Your instructions: Reproduce the records without their pictures, keeping every word as it is.

Provided records:

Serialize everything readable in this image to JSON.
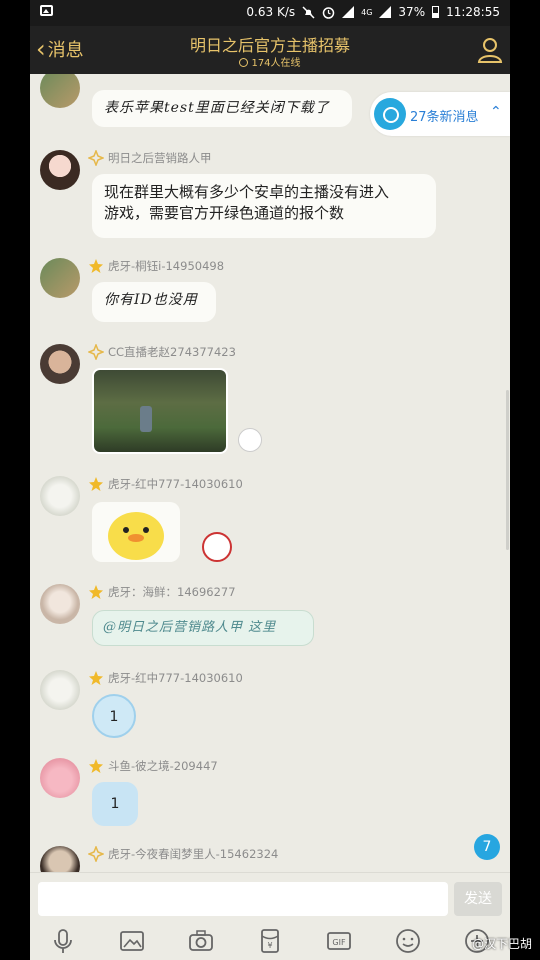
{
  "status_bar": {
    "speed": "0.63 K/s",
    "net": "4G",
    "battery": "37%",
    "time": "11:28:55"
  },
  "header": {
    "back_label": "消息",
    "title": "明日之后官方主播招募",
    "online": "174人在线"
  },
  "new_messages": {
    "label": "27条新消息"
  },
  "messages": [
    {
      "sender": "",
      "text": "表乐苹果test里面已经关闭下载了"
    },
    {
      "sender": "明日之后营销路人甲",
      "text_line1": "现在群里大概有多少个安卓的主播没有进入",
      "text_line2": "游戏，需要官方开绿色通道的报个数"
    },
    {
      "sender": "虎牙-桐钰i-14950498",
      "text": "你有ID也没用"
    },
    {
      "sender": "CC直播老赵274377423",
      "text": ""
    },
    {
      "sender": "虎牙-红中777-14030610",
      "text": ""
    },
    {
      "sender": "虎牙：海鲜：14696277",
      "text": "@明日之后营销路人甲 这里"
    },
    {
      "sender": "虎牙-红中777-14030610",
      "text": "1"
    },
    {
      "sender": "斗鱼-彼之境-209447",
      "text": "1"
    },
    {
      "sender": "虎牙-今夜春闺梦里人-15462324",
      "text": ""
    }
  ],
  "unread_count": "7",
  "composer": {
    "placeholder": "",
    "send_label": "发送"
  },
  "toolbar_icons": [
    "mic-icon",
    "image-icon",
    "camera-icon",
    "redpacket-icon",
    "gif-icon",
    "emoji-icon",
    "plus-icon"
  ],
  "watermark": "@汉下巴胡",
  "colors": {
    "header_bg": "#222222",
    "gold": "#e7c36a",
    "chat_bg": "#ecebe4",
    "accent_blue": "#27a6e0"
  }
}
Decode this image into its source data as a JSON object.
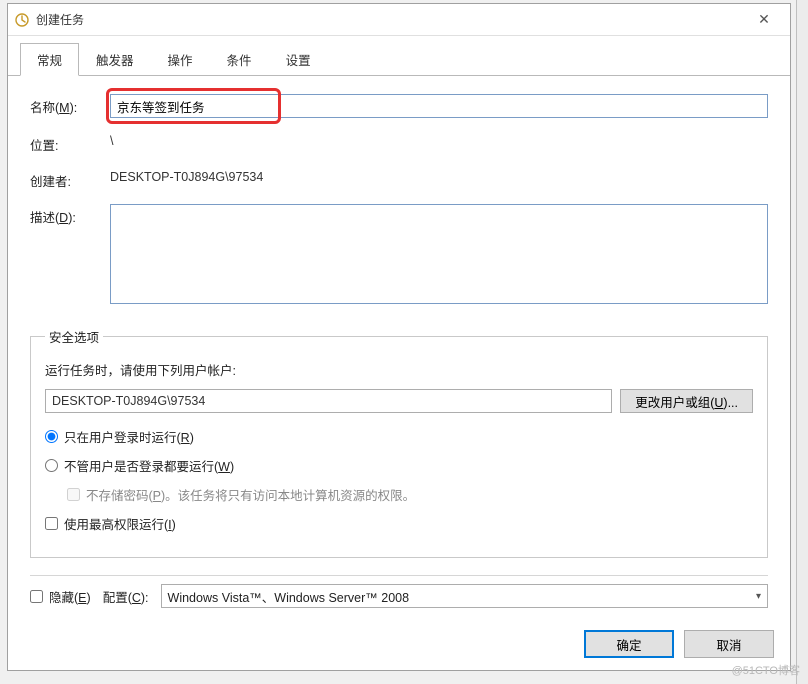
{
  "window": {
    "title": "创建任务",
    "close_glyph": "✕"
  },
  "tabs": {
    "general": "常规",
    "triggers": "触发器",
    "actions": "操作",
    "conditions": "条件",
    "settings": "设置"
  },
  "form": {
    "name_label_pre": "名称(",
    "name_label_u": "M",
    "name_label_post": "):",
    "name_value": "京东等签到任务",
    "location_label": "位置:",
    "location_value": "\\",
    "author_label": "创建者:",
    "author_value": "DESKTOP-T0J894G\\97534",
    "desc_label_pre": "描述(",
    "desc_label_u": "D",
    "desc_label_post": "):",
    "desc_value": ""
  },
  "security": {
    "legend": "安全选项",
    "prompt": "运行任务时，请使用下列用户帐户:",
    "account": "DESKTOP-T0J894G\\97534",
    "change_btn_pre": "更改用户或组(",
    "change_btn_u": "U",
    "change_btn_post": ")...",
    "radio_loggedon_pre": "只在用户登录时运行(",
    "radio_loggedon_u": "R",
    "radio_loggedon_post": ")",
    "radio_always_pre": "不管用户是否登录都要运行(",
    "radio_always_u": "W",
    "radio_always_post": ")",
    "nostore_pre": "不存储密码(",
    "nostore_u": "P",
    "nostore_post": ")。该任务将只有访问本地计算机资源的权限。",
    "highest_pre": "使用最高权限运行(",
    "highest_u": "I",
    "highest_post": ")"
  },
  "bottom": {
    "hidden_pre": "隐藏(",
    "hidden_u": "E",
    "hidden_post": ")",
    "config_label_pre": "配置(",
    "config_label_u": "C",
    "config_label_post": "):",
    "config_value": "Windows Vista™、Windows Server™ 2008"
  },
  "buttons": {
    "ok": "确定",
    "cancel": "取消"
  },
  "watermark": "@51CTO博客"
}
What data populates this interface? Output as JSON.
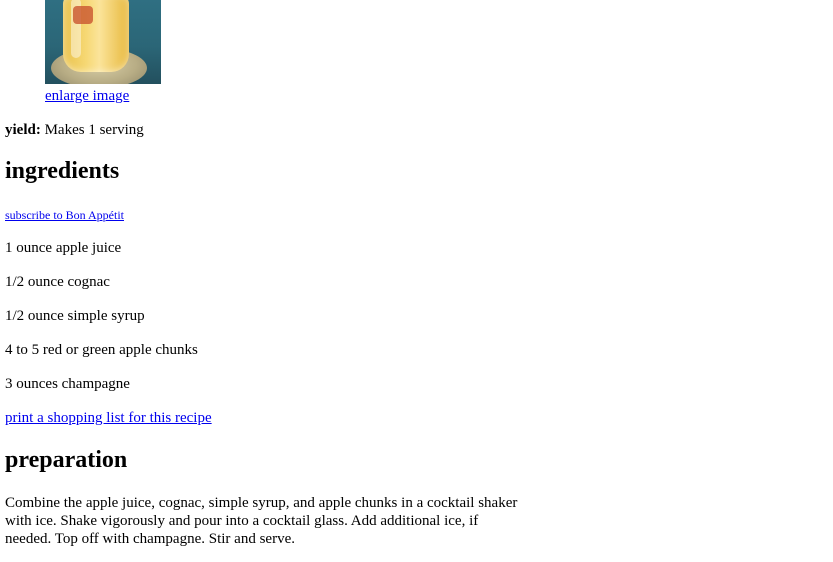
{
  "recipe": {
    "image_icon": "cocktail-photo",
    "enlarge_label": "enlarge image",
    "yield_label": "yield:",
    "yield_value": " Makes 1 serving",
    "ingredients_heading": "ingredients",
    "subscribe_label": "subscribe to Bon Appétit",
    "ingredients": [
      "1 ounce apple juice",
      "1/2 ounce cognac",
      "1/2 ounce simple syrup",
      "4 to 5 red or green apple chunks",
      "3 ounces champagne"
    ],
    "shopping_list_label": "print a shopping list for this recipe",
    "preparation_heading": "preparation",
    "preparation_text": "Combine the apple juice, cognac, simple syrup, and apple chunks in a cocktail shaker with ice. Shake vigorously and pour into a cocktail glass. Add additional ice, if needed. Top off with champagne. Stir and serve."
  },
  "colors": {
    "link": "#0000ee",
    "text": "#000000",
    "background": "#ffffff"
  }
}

Response box:
Serialize everything readable in this image to JSON.
{
  "status_bar": {
    "speed": "0.63 K/s",
    "net": "4G",
    "battery": "37%",
    "time": "11:28:55"
  },
  "header": {
    "back_label": "消息",
    "title": "明日之后官方主播招募",
    "online": "174人在线"
  },
  "new_messages": {
    "label": "27条新消息"
  },
  "messages": [
    {
      "sender": "",
      "text": "表乐苹果test里面已经关闭下载了"
    },
    {
      "sender": "明日之后营销路人甲",
      "text_line1": "现在群里大概有多少个安卓的主播没有进入",
      "text_line2": "游戏，需要官方开绿色通道的报个数"
    },
    {
      "sender": "虎牙-桐钰i-14950498",
      "text": "你有ID也没用"
    },
    {
      "sender": "CC直播老赵274377423",
      "text": ""
    },
    {
      "sender": "虎牙-红中777-14030610",
      "text": ""
    },
    {
      "sender": "虎牙：海鲜：14696277",
      "text": "@明日之后营销路人甲 这里"
    },
    {
      "sender": "虎牙-红中777-14030610",
      "text": "1"
    },
    {
      "sender": "斗鱼-彼之境-209447",
      "text": "1"
    },
    {
      "sender": "虎牙-今夜春闺梦里人-15462324",
      "text": ""
    }
  ],
  "unread_count": "7",
  "composer": {
    "placeholder": "",
    "send_label": "发送"
  },
  "toolbar_icons": [
    "mic-icon",
    "image-icon",
    "camera-icon",
    "redpacket-icon",
    "gif-icon",
    "emoji-icon",
    "plus-icon"
  ],
  "watermark": "@汉下巴胡",
  "colors": {
    "header_bg": "#222222",
    "gold": "#e7c36a",
    "chat_bg": "#ecebe4",
    "accent_blue": "#27a6e0"
  }
}
Decode this image into its source data as a JSON object.
{
  "window": {
    "title": "创建任务",
    "close_glyph": "✕"
  },
  "tabs": {
    "general": "常规",
    "triggers": "触发器",
    "actions": "操作",
    "conditions": "条件",
    "settings": "设置"
  },
  "form": {
    "name_label_pre": "名称(",
    "name_label_u": "M",
    "name_label_post": "):",
    "name_value": "京东等签到任务",
    "location_label": "位置:",
    "location_value": "\\",
    "author_label": "创建者:",
    "author_value": "DESKTOP-T0J894G\\97534",
    "desc_label_pre": "描述(",
    "desc_label_u": "D",
    "desc_label_post": "):",
    "desc_value": ""
  },
  "security": {
    "legend": "安全选项",
    "prompt": "运行任务时，请使用下列用户帐户:",
    "account": "DESKTOP-T0J894G\\97534",
    "change_btn_pre": "更改用户或组(",
    "change_btn_u": "U",
    "change_btn_post": ")...",
    "radio_loggedon_pre": "只在用户登录时运行(",
    "radio_loggedon_u": "R",
    "radio_loggedon_post": ")",
    "radio_always_pre": "不管用户是否登录都要运行(",
    "radio_always_u": "W",
    "radio_always_post": ")",
    "nostore_pre": "不存储密码(",
    "nostore_u": "P",
    "nostore_post": ")。该任务将只有访问本地计算机资源的权限。",
    "highest_pre": "使用最高权限运行(",
    "highest_u": "I",
    "highest_post": ")"
  },
  "bottom": {
    "hidden_pre": "隐藏(",
    "hidden_u": "E",
    "hidden_post": ")",
    "config_label_pre": "配置(",
    "config_label_u": "C",
    "config_label_post": "):",
    "config_value": "Windows Vista™、Windows Server™ 2008"
  },
  "buttons": {
    "ok": "确定",
    "cancel": "取消"
  },
  "watermark": "@51CTO博客"
}
What data populates this interface? Output as JSON.
{
  "recipe": {
    "image_icon": "cocktail-photo",
    "enlarge_label": "enlarge image",
    "yield_label": "yield:",
    "yield_value": " Makes 1 serving",
    "ingredients_heading": "ingredients",
    "subscribe_label": "subscribe to Bon Appétit",
    "ingredients": [
      "1 ounce apple juice",
      "1/2 ounce cognac",
      "1/2 ounce simple syrup",
      "4 to 5 red or green apple chunks",
      "3 ounces champagne"
    ],
    "shopping_list_label": "print a shopping list for this recipe",
    "preparation_heading": "preparation",
    "preparation_text": "Combine the apple juice, cognac, simple syrup, and apple chunks in a cocktail shaker with ice. Shake vigorously and pour into a cocktail glass. Add additional ice, if needed. Top off with champagne. Stir and serve."
  },
  "colors": {
    "link": "#0000ee",
    "text": "#000000",
    "background": "#ffffff"
  }
}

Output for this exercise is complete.